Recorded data
==*==

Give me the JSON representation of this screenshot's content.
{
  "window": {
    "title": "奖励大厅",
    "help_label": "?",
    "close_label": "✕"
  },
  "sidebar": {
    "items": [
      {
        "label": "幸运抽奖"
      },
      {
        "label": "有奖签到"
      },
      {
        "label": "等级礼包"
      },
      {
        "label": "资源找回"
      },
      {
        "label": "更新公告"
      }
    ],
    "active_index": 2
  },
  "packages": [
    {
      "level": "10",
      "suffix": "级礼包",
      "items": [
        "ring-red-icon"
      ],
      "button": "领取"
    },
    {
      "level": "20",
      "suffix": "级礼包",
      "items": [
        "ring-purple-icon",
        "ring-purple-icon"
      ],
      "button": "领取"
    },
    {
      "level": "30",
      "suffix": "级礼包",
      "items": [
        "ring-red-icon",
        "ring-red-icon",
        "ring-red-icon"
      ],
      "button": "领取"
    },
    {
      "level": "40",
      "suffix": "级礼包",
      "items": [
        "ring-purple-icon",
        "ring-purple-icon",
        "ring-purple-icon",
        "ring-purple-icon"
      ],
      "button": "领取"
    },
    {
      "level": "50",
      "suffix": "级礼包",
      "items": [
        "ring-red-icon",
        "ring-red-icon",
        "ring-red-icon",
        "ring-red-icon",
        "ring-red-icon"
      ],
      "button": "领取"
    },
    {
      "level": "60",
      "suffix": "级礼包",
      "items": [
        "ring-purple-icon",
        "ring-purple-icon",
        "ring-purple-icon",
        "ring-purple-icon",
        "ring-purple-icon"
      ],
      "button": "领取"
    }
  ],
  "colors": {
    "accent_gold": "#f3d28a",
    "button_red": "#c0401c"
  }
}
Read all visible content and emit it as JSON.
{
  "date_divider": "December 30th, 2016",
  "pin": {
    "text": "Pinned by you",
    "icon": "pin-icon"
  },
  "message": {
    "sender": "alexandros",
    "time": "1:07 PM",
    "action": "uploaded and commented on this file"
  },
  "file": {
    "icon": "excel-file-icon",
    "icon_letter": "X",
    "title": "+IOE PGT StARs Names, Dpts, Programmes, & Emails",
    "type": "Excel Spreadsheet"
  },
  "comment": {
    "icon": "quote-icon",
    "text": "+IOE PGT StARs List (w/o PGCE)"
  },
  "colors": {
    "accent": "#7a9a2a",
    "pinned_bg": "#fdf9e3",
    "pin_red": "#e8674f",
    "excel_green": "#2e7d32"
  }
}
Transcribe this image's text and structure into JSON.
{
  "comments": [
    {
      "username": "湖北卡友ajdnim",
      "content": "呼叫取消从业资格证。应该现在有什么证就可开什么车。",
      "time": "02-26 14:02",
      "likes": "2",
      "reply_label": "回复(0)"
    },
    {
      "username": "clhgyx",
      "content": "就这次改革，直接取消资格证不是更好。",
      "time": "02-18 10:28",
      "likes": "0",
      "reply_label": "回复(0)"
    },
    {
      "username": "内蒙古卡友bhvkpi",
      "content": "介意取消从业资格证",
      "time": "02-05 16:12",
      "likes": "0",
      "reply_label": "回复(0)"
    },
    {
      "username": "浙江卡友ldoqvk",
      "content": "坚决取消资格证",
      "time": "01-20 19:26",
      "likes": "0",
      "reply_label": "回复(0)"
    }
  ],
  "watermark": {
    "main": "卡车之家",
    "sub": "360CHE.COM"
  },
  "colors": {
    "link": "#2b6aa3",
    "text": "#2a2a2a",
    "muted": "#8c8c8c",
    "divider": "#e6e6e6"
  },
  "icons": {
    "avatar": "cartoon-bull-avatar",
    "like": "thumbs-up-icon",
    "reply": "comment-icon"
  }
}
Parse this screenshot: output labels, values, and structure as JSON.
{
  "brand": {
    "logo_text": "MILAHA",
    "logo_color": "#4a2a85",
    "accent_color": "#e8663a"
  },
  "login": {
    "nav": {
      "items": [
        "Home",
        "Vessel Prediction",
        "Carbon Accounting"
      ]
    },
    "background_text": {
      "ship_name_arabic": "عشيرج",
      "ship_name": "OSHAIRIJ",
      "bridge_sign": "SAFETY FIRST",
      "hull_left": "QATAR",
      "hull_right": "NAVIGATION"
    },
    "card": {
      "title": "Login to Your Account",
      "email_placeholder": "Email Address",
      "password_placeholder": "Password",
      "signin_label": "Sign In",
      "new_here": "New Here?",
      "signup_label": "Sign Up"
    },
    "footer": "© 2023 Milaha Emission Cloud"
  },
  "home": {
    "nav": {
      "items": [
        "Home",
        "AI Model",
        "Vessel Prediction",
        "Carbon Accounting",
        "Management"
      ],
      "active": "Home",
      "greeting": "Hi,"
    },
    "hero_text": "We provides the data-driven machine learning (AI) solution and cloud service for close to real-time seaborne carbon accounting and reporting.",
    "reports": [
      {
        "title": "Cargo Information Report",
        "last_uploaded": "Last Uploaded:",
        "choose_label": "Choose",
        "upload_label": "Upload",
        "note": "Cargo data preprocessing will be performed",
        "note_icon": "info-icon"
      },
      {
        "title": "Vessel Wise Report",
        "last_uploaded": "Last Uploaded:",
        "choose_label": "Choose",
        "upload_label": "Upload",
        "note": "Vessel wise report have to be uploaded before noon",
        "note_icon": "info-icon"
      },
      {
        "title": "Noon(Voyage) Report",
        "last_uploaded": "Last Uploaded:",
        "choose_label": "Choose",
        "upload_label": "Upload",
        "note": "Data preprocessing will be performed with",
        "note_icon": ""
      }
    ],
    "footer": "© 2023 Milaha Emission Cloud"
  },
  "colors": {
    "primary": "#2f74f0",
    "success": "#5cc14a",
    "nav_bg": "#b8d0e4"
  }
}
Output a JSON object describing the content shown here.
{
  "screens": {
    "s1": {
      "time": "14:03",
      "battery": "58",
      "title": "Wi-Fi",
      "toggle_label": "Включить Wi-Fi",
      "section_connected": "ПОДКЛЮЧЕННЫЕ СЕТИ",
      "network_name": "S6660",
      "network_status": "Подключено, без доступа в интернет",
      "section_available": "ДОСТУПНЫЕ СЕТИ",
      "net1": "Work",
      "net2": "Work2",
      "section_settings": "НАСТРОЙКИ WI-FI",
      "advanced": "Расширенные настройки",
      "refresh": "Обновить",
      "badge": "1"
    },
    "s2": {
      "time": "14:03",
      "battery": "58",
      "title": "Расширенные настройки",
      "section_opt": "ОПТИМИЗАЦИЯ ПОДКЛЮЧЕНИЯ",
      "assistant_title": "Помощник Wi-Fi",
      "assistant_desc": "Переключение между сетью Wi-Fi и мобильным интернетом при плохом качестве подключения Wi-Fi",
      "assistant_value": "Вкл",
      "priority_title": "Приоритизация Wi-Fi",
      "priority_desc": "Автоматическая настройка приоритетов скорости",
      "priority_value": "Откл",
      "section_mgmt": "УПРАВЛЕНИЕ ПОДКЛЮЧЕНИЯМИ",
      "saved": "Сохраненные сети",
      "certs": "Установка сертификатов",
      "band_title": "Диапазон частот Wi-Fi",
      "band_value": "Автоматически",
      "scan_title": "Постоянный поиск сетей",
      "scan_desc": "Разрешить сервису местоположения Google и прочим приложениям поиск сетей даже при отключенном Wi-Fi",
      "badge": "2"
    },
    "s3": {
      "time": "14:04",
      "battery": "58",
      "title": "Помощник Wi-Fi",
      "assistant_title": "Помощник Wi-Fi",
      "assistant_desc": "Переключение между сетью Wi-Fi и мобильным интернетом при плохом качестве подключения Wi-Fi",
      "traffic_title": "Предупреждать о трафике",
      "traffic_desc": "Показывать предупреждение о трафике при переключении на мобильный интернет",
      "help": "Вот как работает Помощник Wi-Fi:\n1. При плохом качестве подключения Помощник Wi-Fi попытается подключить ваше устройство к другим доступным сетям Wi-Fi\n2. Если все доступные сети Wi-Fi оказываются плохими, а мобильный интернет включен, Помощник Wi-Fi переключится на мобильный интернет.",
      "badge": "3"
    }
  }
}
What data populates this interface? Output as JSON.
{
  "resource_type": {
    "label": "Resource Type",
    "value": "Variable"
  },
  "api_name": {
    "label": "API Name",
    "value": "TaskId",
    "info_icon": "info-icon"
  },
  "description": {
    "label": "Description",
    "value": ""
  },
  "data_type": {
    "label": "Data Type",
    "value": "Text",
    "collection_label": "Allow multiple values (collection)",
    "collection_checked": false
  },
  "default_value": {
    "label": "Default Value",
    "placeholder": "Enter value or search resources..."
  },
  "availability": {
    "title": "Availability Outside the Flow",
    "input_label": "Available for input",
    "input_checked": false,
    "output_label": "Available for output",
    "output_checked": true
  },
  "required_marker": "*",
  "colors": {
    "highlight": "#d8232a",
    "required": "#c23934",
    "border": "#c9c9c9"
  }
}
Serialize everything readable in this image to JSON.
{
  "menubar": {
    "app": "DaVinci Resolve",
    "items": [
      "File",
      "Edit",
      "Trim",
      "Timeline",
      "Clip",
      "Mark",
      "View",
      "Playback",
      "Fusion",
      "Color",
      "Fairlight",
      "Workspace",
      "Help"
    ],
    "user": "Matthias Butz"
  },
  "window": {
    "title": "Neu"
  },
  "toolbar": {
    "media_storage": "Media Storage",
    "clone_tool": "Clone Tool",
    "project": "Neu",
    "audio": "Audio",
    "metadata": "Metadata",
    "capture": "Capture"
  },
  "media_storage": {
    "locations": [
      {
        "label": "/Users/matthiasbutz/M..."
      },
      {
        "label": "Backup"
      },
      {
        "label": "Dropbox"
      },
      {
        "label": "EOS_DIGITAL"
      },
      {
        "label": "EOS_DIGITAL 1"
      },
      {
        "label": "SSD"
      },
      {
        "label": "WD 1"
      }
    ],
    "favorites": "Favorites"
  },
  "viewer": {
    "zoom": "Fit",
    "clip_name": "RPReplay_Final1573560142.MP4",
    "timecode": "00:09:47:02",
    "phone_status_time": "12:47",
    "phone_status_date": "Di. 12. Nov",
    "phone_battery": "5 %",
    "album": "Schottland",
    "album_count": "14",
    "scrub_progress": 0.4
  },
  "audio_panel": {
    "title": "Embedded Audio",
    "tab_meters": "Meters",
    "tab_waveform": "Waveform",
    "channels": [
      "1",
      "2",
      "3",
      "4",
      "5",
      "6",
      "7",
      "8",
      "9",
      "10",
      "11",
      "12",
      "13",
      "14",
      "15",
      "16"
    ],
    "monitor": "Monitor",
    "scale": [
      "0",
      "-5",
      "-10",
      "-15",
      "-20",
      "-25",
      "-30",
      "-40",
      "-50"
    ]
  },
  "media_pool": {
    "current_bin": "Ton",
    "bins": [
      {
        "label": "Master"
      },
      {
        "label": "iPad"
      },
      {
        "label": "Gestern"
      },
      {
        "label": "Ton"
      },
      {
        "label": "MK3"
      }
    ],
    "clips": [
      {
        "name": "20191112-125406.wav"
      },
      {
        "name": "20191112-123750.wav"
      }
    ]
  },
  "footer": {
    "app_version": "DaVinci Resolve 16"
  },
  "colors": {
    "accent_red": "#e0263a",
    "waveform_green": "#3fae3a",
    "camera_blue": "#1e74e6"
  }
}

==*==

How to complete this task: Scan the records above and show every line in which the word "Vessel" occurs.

Answer for the task:
        "Vessel Prediction",
        "Vessel Prediction",
        "title": "Vessel Wise Report",
        "note": "Vessel wise report have to be uploaded before noon",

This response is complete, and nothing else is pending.